Monday, July 18, 2005

The gift that keeps on giving
I'm a charter member of the camp that wants to make a major national issue out the corruption and hubris and power grabbing nature of the current Republican Party. Many Democrats don't want to pursue that line of debate claiming to prefer Positive themes like "we have values, too" and We like defense, too" and "if we become more like you, will you like us then?" I say, poop on that, let's go for their throats. That's why I'm enjoying the whole Karl Rove / Plame leak business.

The biggest danger of making scandal a strategic theme is that it can become distracting. It's easy to get tied up in the excitement of the chase and miss the big picture, which is that the Republican Party has changed and is now bad for America.
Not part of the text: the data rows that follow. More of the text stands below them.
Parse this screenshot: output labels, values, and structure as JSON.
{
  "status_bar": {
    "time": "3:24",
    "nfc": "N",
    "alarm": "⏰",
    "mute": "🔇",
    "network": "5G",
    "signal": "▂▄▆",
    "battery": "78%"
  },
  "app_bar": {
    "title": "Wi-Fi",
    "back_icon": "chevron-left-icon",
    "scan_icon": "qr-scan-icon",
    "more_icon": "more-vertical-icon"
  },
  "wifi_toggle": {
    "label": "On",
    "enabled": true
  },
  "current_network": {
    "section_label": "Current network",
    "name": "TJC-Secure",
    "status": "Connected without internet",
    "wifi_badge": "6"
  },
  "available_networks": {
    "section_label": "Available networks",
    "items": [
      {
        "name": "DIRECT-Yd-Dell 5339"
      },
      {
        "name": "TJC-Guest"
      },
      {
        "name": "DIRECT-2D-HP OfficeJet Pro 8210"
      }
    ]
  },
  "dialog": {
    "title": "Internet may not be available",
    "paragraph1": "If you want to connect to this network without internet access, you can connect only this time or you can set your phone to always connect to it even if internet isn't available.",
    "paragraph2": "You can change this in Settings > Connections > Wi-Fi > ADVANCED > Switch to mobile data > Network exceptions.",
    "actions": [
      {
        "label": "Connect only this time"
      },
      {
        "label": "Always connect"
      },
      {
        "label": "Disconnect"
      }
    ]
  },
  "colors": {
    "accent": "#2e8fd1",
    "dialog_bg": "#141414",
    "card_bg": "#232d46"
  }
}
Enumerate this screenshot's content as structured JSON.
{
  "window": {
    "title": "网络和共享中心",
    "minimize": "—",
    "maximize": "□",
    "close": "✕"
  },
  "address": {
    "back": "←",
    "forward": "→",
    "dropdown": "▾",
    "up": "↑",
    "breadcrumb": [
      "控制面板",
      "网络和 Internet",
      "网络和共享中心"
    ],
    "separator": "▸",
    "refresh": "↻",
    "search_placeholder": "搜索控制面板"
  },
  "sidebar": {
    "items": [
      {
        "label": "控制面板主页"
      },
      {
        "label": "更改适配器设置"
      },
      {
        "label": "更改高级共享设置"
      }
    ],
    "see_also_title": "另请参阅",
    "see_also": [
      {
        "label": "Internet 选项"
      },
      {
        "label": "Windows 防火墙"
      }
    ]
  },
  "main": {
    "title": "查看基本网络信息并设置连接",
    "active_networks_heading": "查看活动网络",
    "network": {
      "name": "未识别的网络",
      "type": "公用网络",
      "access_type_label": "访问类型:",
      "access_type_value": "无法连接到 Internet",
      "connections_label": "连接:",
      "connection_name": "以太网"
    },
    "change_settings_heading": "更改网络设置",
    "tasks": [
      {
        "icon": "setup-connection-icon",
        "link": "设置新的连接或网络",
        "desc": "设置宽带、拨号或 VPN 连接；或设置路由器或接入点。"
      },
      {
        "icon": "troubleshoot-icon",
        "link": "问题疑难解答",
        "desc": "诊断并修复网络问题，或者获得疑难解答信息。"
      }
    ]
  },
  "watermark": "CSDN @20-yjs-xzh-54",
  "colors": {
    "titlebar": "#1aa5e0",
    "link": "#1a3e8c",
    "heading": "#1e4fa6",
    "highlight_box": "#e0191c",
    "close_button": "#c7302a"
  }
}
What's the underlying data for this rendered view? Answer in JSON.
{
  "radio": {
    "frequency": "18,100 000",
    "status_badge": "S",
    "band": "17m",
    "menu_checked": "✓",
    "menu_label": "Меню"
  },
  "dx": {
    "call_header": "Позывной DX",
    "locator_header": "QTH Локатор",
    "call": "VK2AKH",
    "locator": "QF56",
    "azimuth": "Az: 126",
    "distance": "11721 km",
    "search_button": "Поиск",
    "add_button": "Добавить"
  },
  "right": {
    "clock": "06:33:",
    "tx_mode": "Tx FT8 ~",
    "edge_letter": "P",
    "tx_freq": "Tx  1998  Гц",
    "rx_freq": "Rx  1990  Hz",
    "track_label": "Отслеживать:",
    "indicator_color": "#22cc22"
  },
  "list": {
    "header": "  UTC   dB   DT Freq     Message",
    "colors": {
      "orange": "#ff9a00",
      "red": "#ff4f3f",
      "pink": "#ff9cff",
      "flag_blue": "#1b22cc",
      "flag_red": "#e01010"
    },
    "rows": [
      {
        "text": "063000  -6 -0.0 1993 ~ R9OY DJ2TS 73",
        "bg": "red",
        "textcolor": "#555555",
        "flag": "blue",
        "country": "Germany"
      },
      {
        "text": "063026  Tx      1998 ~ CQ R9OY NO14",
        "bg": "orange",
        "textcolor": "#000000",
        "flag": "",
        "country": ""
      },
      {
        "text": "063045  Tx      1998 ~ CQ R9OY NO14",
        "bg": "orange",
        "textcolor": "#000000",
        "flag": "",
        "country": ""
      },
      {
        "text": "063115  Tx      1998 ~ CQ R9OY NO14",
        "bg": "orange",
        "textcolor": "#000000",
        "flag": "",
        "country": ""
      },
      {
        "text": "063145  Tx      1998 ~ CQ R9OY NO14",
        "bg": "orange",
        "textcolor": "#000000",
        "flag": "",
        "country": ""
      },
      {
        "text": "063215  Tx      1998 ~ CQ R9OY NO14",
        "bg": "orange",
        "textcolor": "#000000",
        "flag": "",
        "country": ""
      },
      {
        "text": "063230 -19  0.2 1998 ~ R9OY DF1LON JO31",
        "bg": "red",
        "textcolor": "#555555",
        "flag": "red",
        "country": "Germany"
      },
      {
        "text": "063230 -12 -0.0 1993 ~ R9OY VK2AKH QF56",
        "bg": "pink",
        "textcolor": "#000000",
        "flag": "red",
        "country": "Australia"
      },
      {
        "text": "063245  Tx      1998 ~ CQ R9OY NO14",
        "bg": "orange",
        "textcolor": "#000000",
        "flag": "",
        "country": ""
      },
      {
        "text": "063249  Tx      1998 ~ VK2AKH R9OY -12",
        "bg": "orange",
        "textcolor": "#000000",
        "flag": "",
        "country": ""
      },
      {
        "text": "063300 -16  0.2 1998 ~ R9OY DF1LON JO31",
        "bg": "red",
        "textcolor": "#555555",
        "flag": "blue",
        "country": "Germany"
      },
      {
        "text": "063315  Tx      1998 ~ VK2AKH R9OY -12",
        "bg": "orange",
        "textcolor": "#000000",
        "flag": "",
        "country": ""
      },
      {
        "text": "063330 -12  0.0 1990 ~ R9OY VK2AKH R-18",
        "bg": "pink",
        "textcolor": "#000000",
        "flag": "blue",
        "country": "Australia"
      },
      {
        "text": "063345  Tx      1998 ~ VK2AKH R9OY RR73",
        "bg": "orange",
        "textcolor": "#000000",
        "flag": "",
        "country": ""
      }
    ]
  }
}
The goal of the corruption theme should not be to defeat Tom DeLay or to get Karl Rove fired; those should be nothing more than mileposts on the way to achieving the real goal, which is to create a new public perception of the nature of the GOP.

Back in the early ninties when New Gingrich was the strategic master of the Republican Party, he famously instructed House Republicans to never say the name Clinton with out positioning the word "crime" or "criminal" in the same sentence. In this way the two nouns would become Our strategy should be to permanently linked in the public subconsciousness. At that time this was a proven strategy that had been used throughout the Reagan years to link "liberal" to "media," "liberal" to "Democrat," and to make "liberal" a dirty word.

Democrats need to adopt the same strategy to rebrand the Republican Party with "corrupt," "arrogant," and "power hungry." We don't want Tom DeLay, Duke Cunninham, or Karl Rove to go away too soon. We want them to stay and become symbols for the party. We want every Republican in the country to be requred to run on the record of DeLay's fund-raising ethics, Cunninham's home sale, The Ohio coingate scandal, and Rove's endangering national security.

This kind of strategy could be called a wedge strategy. There are two types of wedge strategy. The first, also called the slippery slope, is the type being pursued by creationists to push religion into public education. By getting a little religion into the science curriculum through Intelligent Design, they can create a precedent for bringing more religion into other subjects, eventually replacing the whole reason-based structure of enlightenment learning with a faith-based medieval structure of knowledge.

The other wedge strategy, and the one relevant to this discussion, is the reason the Republicans push values issues so hard in red states. The idea of this wedge is to force independents and moderates to take sides with the radicals. The presence of referenda on ballots concerning issues that don't really affect most people--issues like gay marriage--only serve to inflame passions and make people take sides. If people will take the radicals' side on such issues, they can usually be persuaded to vote for the radicals' preferred candidates as well. It is actually to their advantage the values referenda are illegal or unconstitutional. If the courts throw out the "will of the people" it frustrates and mobilizes the voters and allows the radicals to reuse the same issues year after year.

A wedge strategy of rebranding the Republican party as the party of corrupt bullies should force voters (and moderate candidates) to come down against corruption and arrogance. In the short term, such a strategy should allow Democrats to gain seats in congress and perhaps gain control of one house or the other. I think that would be a good thing. In the longer term, it should empower the moderate wing of the Republican Party to retake control of the party. In some ways, I think that's even more important.

Two years ago, when the White House dirty tricks squad went after Wilson and Plame, most people didn't get the seriousness of the issue and it vanished beneath a tide of Iraq current events. As dirty tricks go, it was something of a flop. However, because it involved a crime against national security, it didn't go away. As the story has been shaping up, it might be the perfect scandal to push the rebranding strategy. Personally, I'm surprised, I really expected DeLay and the congressional Republicans to become the poster children for the arrogance of power.

Like the best scandals, this one is expanding its scope at a dramatic rate. The original question of "who leaked?" seemed to have been answered last week with Karl Rove. Inquiring minds recall that Novak originally claimed to have received the information of Plame's identity from two White House sources. So who was the other? This weekend, Matt Cooper of Time revealed that he got the story from Rove, and Cheney's chief-of-staff Scooter Libby.

Bush and Cheney's top advisors! What could be better than that? Well, the White House, in the person of Scottie McClellen has specifically denied that Rove or Libby were the leakers. Their latest position is "no comment."

The White House is on record with an out and out lie. What could be better than that? One question that has bothered me is how Rove knew Plame's identity. Nothing in his job would have automatically given him access to that information. There must be an ur-leaker who provider the information to Rove and Libby. One tantalizing possibility, though I'm not aware of any specific evidence to support it, is John Bolton. When Plame worked on counter-proliferation at the CIA, Bolton was the chief officer for counter-proliferation at the State Department. Bolton very well could have known her identity and Bolton is well known to be ethically challenged.

Rove, Libby, and Bolton would be hitting the Trifecta (to use Bush’s phrase). But better than that, it looks to be a continuing scandal that all Republicans will have to weigh in on sooner or later. Democrats should not let this pass; they need to play hard with this one and push it for all it’s worth.

No comments: